JSON::Fast is the de-facto standard for dealing with JSON data in Perl 6 it seems. For my work with App::Cpan6 I wanted the JSON data to be ordered, so I added that as an option when calling to-json. Having the JSON data ordered makes it easier to compare diffs of two different versions of the data, making git diffs a lot cleaner.

Sadly, timo has not merged the PR yet, so I can’t properly depend on it in App::Cpan6.


This is one of the new projects I started. It is intended to be used in App::Cpan6, since that uses Semantic Versioning for all modules it works with. This module defines a class that can interpret a SemVer notation, and exposes methods to bump any part of the version.


This has been one of the more annoying PRs to work on, as the current zef maintainer insists everything but his module is wrong, and seemed very uninterested to improve the situation for users. After some discussion on IRC, some more discussion on IRC, and then some discussion on the PR itself, I decided to just word the paragraph differently.
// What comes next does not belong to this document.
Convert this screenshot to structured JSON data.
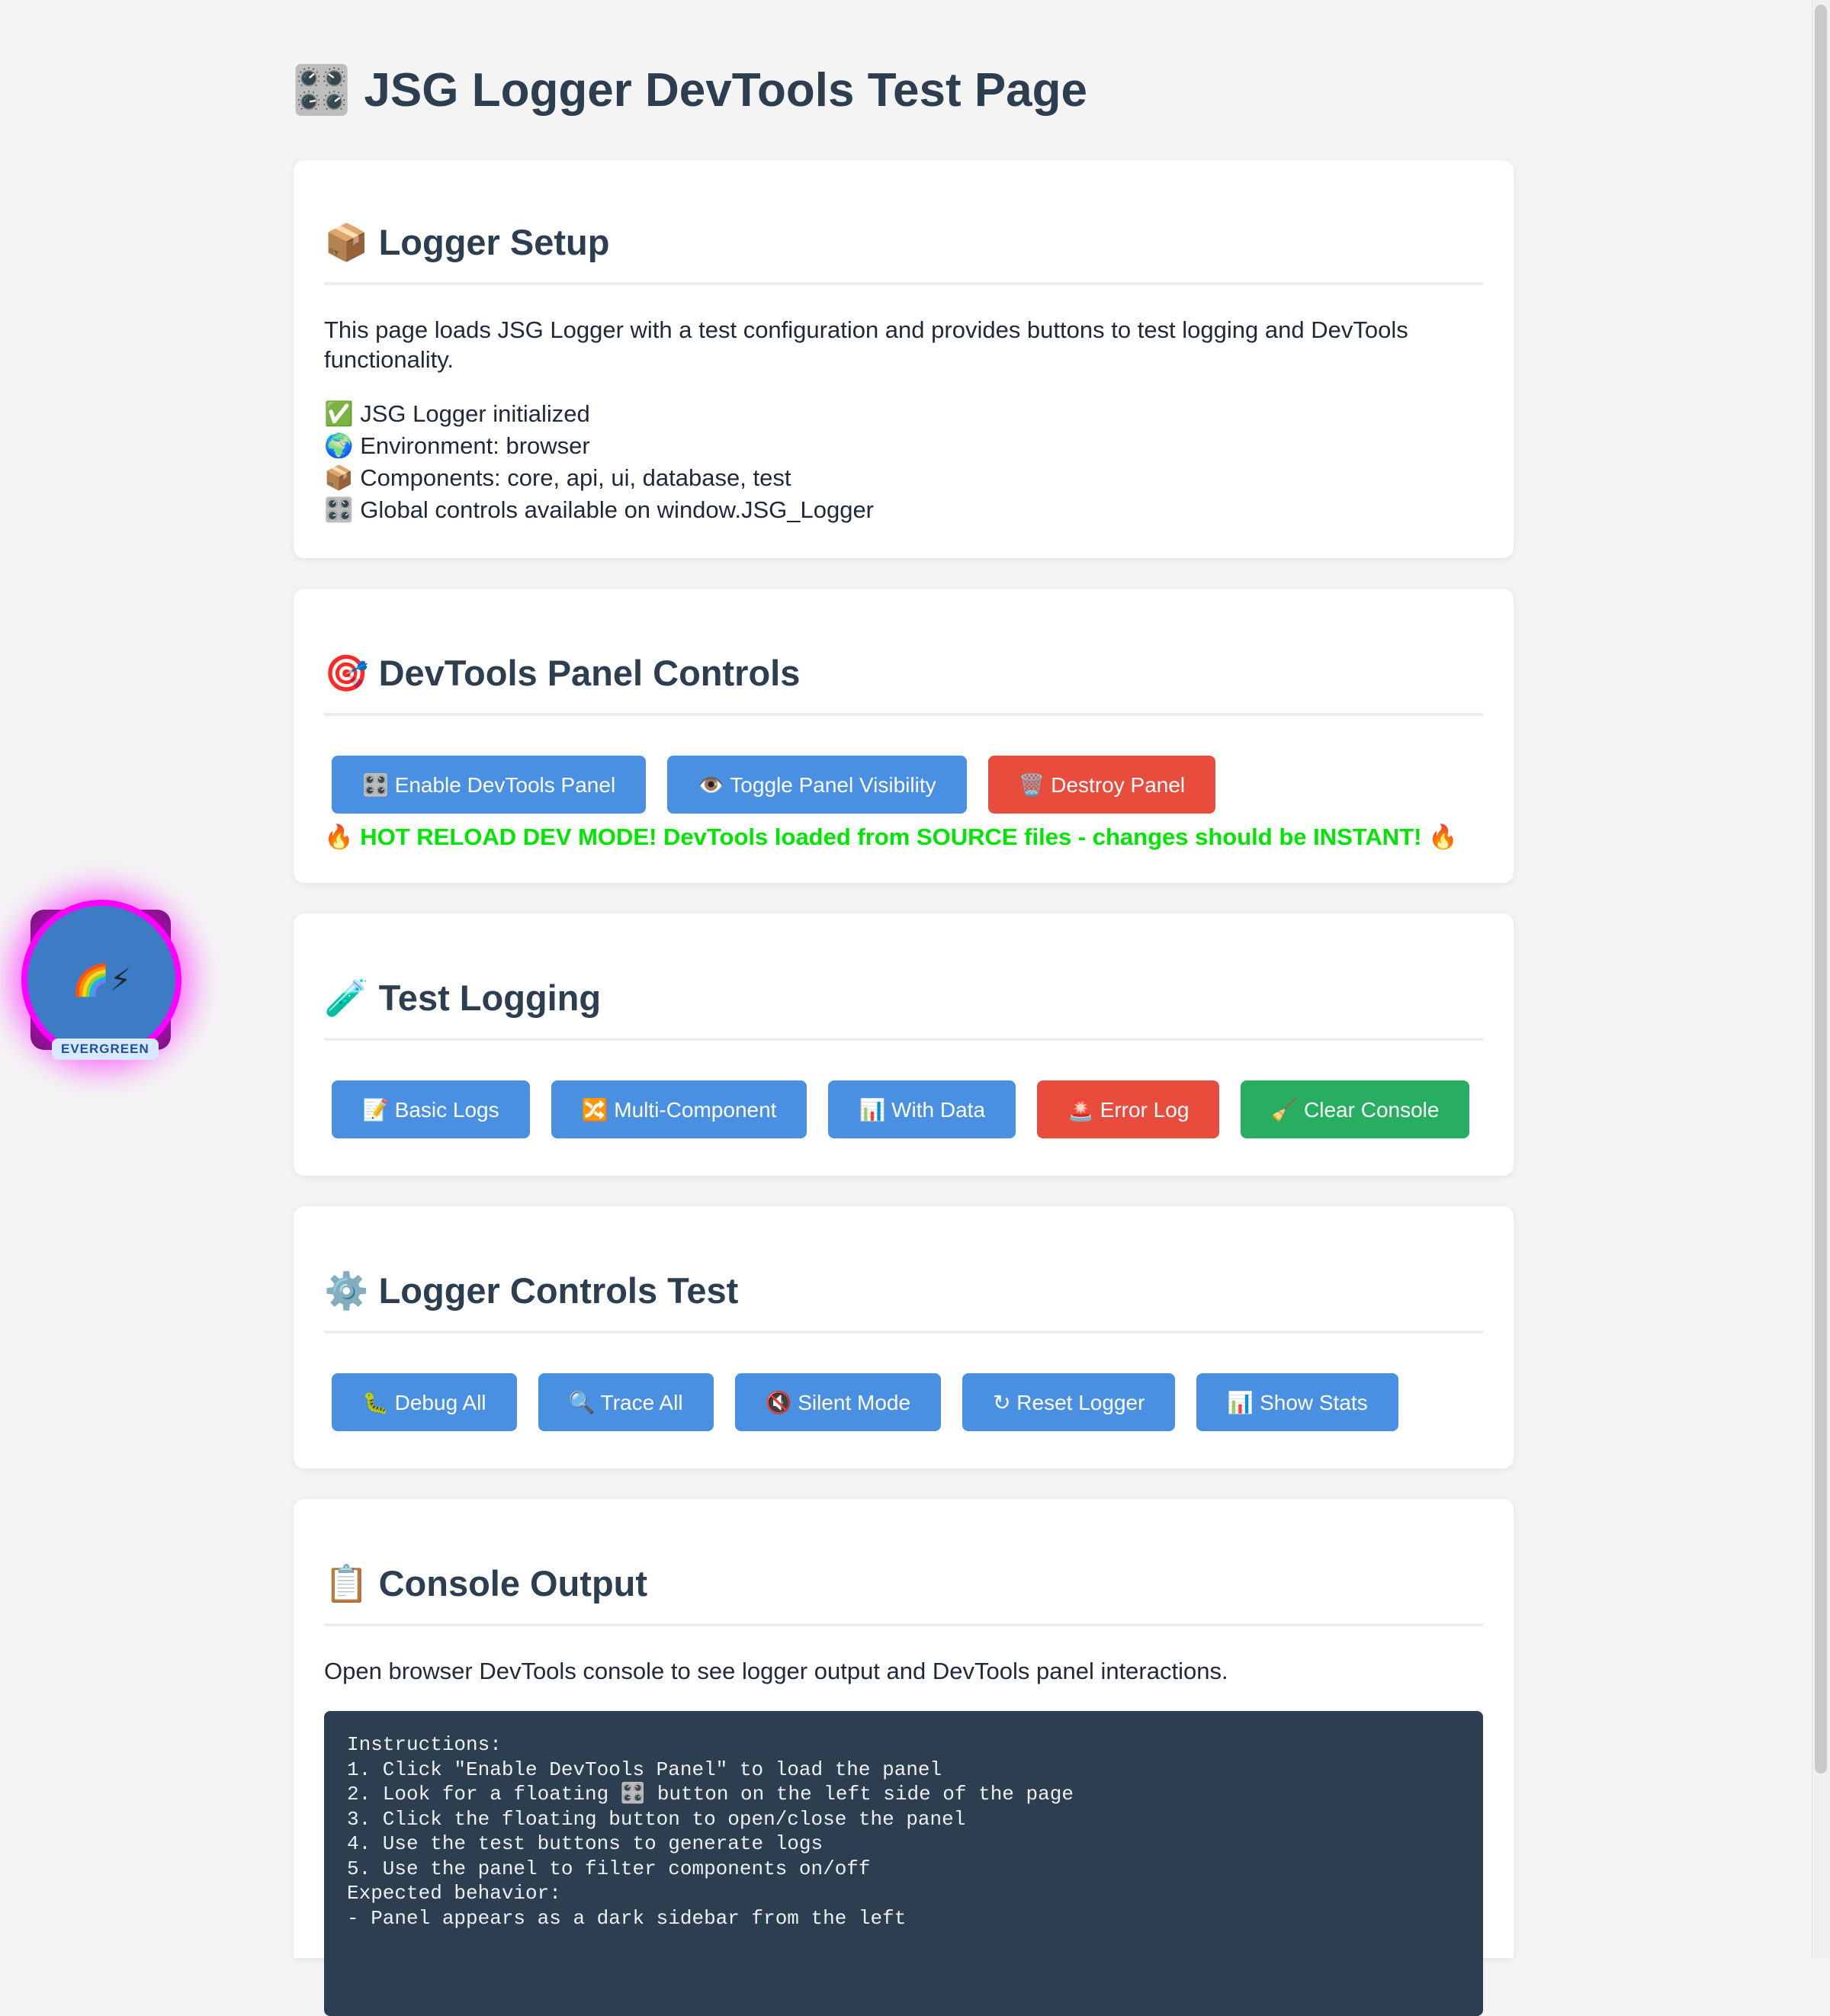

I am still interested in improving the documentation here and the ecosystem itself, mainly the META6.json specification, and getting zef to play nice with this spec. If anyone else is interested in helping me out on this, do message me on IRC!


There were some open issues for the perl6.org website, and I decided to take a look at some and try to fix them. This resulted in NeoVim being added to the list of recommended editors for Perl 6, and the list of IRC bots being updated to include all bots in use right now.
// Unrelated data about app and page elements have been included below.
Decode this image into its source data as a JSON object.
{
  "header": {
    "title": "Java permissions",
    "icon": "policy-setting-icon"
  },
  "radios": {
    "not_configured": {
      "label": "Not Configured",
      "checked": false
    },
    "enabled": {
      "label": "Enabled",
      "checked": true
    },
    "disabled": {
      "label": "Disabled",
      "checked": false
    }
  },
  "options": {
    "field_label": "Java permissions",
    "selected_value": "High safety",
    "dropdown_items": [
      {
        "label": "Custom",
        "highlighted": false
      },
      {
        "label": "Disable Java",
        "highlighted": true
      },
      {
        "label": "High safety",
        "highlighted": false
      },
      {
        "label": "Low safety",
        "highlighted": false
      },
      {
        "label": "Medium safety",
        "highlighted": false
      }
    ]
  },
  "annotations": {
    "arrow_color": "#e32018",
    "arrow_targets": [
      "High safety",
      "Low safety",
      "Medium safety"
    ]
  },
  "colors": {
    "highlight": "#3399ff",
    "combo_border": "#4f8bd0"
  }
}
As I was making App::MPD::AutoQueue and App::MPD::Notify, I found some issues in MPD::Client. I fixed those to get my two new projects working nicely.


Sparrowdo is a configuration management system, written in Perl 6. I learned about it after a reference from the Perl 6 Weekly, and set out to try it. I ran into some issues, which I reported and eventually fixed.
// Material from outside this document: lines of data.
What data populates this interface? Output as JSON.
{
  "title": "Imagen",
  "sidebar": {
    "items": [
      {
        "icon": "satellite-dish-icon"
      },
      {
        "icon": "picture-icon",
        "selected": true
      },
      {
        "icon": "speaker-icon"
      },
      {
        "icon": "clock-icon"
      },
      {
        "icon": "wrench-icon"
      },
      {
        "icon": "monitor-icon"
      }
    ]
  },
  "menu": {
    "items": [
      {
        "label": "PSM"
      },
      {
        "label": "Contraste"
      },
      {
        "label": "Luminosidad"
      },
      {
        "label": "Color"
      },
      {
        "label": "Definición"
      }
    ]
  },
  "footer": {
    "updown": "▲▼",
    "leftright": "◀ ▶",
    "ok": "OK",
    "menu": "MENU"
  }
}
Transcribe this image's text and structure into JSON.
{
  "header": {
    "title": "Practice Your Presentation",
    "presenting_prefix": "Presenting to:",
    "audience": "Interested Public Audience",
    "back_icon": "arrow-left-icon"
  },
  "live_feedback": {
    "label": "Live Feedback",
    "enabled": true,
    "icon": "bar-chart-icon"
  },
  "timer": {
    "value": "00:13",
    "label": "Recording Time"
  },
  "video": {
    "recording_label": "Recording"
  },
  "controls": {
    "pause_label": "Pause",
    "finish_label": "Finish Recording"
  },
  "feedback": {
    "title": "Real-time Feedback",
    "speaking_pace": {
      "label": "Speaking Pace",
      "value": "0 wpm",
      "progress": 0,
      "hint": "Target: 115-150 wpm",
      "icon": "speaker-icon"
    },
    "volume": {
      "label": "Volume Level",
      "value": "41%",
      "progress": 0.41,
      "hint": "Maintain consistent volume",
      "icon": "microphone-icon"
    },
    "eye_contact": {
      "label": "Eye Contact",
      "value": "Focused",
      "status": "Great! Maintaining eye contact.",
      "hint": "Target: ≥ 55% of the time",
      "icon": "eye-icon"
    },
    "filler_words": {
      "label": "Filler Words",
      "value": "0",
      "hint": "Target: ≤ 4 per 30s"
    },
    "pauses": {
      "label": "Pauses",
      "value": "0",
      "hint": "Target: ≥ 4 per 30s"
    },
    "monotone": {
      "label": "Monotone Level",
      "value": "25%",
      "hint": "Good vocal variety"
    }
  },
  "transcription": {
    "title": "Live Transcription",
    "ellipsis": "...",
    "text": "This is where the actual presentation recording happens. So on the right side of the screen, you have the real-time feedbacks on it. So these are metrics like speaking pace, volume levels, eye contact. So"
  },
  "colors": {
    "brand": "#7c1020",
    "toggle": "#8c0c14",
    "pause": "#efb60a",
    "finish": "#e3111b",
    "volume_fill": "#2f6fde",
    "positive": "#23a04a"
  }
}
In addition, I also rewrote the testing script for Travis, which enables paralel builds of the tests. This has nearly halved the time required for running the full test suite.


These PRs added a module, and removed that one and more later on, since I got a PAUSE ID and uploaded my modules to CPAN.


App::Cpan6 is a tool I’ve started working on to assist me in creating new Perl 6 modules. There’s been a couple of tasks that I do often in the process of creating a module, and those tasks should become easier and faster using this module.

If everything works out and I learn enough of the module installation process, I might consider letting this deal with the installation and updating of modules as well.

In retrospect

The Hacktoberfest has been an interesting month for me. I’ve gotten to contribute to a project I have come to love a lot, Perl 6. I’ve also made some new friends with similar goals. Sadly I can’t put in this much time every month of the year, but I would if I could!

I learned many interesting things for Perl 6, new operators, new functions, all kinds of cool stuff to improve my Perl scripts with. I also got to learn about parallelizing Travis builds with the Sparrowdo project, of which I will write another tutorial post later.

I’ve greatly enjoyed contributing to all the various projects, and would recommend other people to check it out too. The people on the respective project’s IRC channels have been a great help to me to get started, and I can help out getting you started as well now.